# DIRECTIONS
An exact copy of every record is required.

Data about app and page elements
┄┄┄┄┄┄

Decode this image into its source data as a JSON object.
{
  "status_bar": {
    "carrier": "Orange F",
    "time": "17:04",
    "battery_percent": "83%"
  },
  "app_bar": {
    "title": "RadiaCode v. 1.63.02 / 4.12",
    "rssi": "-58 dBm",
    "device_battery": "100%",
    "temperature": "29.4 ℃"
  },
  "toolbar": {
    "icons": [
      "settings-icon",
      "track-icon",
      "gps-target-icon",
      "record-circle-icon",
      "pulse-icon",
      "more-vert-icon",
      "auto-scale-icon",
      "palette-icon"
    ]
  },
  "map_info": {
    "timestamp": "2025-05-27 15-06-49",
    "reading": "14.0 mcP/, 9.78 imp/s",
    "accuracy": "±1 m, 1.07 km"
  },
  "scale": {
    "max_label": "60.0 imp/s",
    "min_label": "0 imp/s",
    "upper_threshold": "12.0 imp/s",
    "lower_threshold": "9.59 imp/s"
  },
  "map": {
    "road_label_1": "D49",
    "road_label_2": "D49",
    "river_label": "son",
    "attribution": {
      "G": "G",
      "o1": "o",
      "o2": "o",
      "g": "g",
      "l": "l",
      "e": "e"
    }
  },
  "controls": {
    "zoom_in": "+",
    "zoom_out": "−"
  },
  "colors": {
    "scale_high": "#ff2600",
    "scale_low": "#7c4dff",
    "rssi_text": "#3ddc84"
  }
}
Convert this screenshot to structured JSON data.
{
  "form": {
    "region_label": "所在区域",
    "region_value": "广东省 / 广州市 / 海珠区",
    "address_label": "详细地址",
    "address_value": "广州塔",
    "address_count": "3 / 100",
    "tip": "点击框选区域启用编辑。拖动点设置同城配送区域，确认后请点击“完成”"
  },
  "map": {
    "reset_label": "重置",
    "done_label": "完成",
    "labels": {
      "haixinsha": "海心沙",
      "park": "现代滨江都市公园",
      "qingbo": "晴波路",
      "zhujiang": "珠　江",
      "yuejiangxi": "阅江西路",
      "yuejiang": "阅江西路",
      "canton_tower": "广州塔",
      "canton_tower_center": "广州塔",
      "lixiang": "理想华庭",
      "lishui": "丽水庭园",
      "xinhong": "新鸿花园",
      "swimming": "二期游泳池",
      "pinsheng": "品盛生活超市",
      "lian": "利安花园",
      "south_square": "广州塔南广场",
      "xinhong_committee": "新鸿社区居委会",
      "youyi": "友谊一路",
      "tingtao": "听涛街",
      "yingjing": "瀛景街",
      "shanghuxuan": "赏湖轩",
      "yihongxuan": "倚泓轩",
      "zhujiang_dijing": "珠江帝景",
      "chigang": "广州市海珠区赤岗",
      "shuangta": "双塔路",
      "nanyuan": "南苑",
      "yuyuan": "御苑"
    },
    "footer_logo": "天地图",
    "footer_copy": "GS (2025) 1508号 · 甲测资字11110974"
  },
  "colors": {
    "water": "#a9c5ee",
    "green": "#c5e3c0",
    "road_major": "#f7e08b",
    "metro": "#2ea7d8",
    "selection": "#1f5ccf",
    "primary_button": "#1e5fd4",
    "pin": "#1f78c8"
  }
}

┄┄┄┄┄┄

# WORKED SOLUTION
Decode this image into its source data as a JSON object.
{
  "status_bar": {
    "carrier": "Orange F",
    "time": "17:04",
    "battery_percent": "83%"
  },
  "app_bar": {
    "title": "RadiaCode v. 1.63.02 / 4.12",
    "rssi": "-58 dBm",
    "device_battery": "100%",
    "temperature": "29.4 ℃"
  },
  "toolbar": {
    "icons": [
      "settings-icon",
      "track-icon",
      "gps-target-icon",
      "record-circle-icon",
      "pulse-icon",
      "more-vert-icon",
      "auto-scale-icon",
      "palette-icon"
    ]
  },
  "map_info": {
    "timestamp": "2025-05-27 15-06-49",
    "reading": "14.0 mcP/, 9.78 imp/s",
    "accuracy": "±1 m, 1.07 km"
  },
  "scale": {
    "max_label": "60.0 imp/s",
    "min_label": "0 imp/s",
    "upper_threshold": "12.0 imp/s",
    "lower_threshold": "9.59 imp/s"
  },
  "map": {
    "road_label_1": "D49",
    "road_label_2": "D49",
    "river_label": "son",
    "attribution": {
      "G": "G",
      "o1": "o",
      "o2": "o",
      "g": "g",
      "l": "l",
      "e": "e"
    }
  },
  "controls": {
    "zoom_in": "+",
    "zoom_out": "−"
  },
  "colors": {
    "scale_high": "#ff2600",
    "scale_low": "#7c4dff",
    "rssi_text": "#3ddc84"
  }
}
Convert this screenshot to structured JSON data.
{
  "form": {
    "region_label": "所在区域",
    "region_value": "广东省 / 广州市 / 海珠区",
    "address_label": "详细地址",
    "address_value": "广州塔",
    "address_count": "3 / 100",
    "tip": "点击框选区域启用编辑。拖动点设置同城配送区域，确认后请点击“完成”"
  },
  "map": {
    "reset_label": "重置",
    "done_label": "完成",
    "labels": {
      "haixinsha": "海心沙",
      "park": "现代滨江都市公园",
      "qingbo": "晴波路",
      "zhujiang": "珠　江",
      "yuejiangxi": "阅江西路",
      "yuejiang": "阅江西路",
      "canton_tower": "广州塔",
      "canton_tower_center": "广州塔",
      "lixiang": "理想华庭",
      "lishui": "丽水庭园",
      "xinhong": "新鸿花园",
      "swimming": "二期游泳池",
      "pinsheng": "品盛生活超市",
      "lian": "利安花园",
      "south_square": "广州塔南广场",
      "xinhong_committee": "新鸿社区居委会",
      "youyi": "友谊一路",
      "tingtao": "听涛街",
      "yingjing": "瀛景街",
      "shanghuxuan": "赏湖轩",
      "yihongxuan": "倚泓轩",
      "zhujiang_dijing": "珠江帝景",
      "chigang": "广州市海珠区赤岗",
      "shuangta": "双塔路",
      "nanyuan": "南苑",
      "yuyuan": "御苑"
    },
    "footer_logo": "天地图",
    "footer_copy": "GS (2025) 1508号 · 甲测资字11110974"
  },
  "colors": {
    "water": "#a9c5ee",
    "green": "#c5e3c0",
    "road_major": "#f7e08b",
    "metro": "#2ea7d8",
    "selection": "#1f5ccf",
    "primary_button": "#1e5fd4",
    "pin": "#1f78c8"
  }
}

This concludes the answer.